Updated studies indicate there are nearly 1 million more ounces of gold at Lancaster County’s Haile Gold Mine than previously thought.
With gold selling at more than $1,700 an ounce, that would be worth more than $1.7 billion extra to the Canadian company that owns the mine.
New estimates indicate there is 29 percent more gold, or 916,000 more ounces, at the site than previously thought, according to a report in the Columbia Regional Business Report.
The total gold resources at the mine, located near the tiny South Carolina town of Kershaw, stands at 4 million ounces, with another 800,000 ounces of inferred resources, according to owner Romarco Minerals Inc.
“This is a very significant system in South Carolina,” said Romarco Chief Executive Diane Garrett. “This really puts South Carolina on the map as having a world-class ore deposit.”
Toronto-based Romarco reopened the Haile Mine, originally established in 1837, in 2010 and expects to pour its first gold bar in early 2014.
The increased estimate is based on additional drilling at the 4,000-acre mine, which was abandoned for at least a decade before Romarco reopened it in 2010.
The latest results indicate that the mine has a much larger ore deposit than initially believed, Garrett added.
“We’ve done a lot of drilling to further define the continuity of the ounces,” Garrett said.
Continued exploration of the site indicates that much of the ore can be mined by open-pit methods, although it appears a considerable amount is underground, according to the Columbia Regional Business Report.
Mining underground deposits is a more expensive process, Garrett said.
The Haile mine is about 20 miles north of Camden.
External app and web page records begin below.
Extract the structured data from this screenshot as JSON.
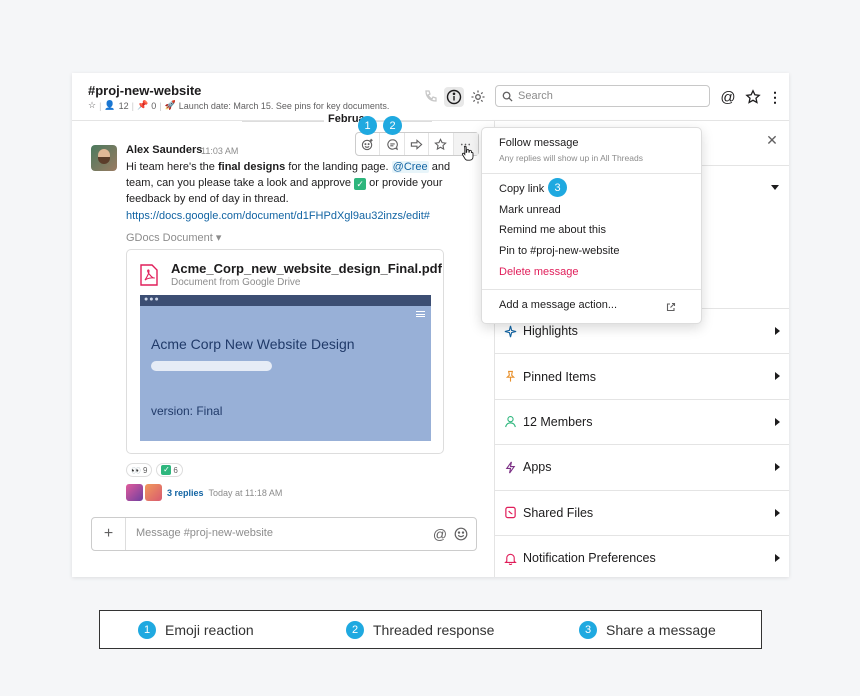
{
  "header": {
    "channel_name": "#proj-new-website",
    "members_count": "12",
    "pins_count": "0",
    "topic": "Launch date: March 15. See pins for key documents.",
    "search_placeholder": "Search"
  },
  "date_divider": "February 26th, 2019",
  "date_divider_visible": "Februa",
  "message": {
    "author": "Alex Saunders",
    "time": "11:03 AM",
    "text_before": "Hi team here's the ",
    "text_bold": "final designs",
    "text_mid": " for the landing page. ",
    "mention": "@Cree",
    "text_after": " and team, can you please take a look and approve ",
    "text_end": " or provide your feedback by end of day in thread.",
    "check_glyph": "✓",
    "link": "https://docs.google.com/document/d1FHPdXgl9au32inzs/edit#",
    "gdocs_label": "GDocs Document ▾"
  },
  "attachment": {
    "file_name": "Acme_Corp_new_website_design_Final.pdf",
    "file_sub": "Document from Google Drive",
    "preview_dots": "●●●",
    "preview_title": "Acme Corp New Website Design",
    "preview_version": "version: Final"
  },
  "reactions": [
    {
      "emoji": "👀",
      "count": "9"
    },
    {
      "emoji": "✓",
      "count": "6"
    }
  ],
  "thread": {
    "replies": "3 replies",
    "time": "Today at 11:18 AM"
  },
  "composer": {
    "placeholder": "Message #proj-new-website",
    "plus": "+"
  },
  "menu": {
    "follow": "Follow message",
    "follow_sub": "Any replies will show up in All Threads",
    "copy_link": "Copy link",
    "mark_unread": "Mark unread",
    "remind": "Remind me about this",
    "pin": "Pin to #proj-new-website",
    "delete": "Delete message",
    "add_action": "Add a message action..."
  },
  "sidepane": {
    "close": "✕",
    "items": [
      {
        "label": "Highlights",
        "icon": "sparkle-icon",
        "color": "#1264a3"
      },
      {
        "label": "Pinned Items",
        "icon": "pin-icon",
        "color": "#e8912d"
      },
      {
        "label": "12 Members",
        "icon": "person-icon",
        "color": "#2eb67d"
      },
      {
        "label": "Apps",
        "icon": "bolt-icon",
        "color": "#7c3085"
      },
      {
        "label": "Shared Files",
        "icon": "file-icon",
        "color": "#e01e5a"
      },
      {
        "label": "Notification Preferences",
        "icon": "bell-icon",
        "color": "#e01e5a"
      }
    ]
  },
  "badges": {
    "one": "1",
    "two": "2",
    "three": "3"
  },
  "legend": [
    {
      "num": "1",
      "label": "Emoji reaction"
    },
    {
      "num": "2",
      "label": "Threaded response"
    },
    {
      "num": "3",
      "label": "Share a message"
    }
  ],
  "colors": {
    "badge": "#1fa9e0",
    "link": "#1264a3",
    "danger": "#e01e5a",
    "success": "#2eb67d"
  }
}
Established by Col. Benjamin Haile, it later furnished gold to the Confederacy before being destroyed by Gen. William Tecumseh Sherman during his devastating march through South Carolina.
The mine languished until the 1880s, when it was revived by new techniques introduced by the legendary German mining engineer Adolf Thies.
Under Thies and his sons, the Haile mine became the largest gold producer in the eastern United States. It closed in 1912, four years after a catastrophic explosion. It also operated briefly during both World War I and World War II, and in the 1990s.
So far, Romarco has spent $300 million on the Haile Gold Mine and will spend another $300 million on the project before production begins, she said.
“By the time we pour the first bar of gold, we will have put $600 million into the ground before making the first dollar,” she said.
Until a few years ago, the mine was dormant, the victim of rising production costs.
But thanks to technology advances and soaring gold prices, Romarco believes the mine can be producing 140,000 ounces of gold annually for at least 12 years, according to the Columbia Regional Business Report.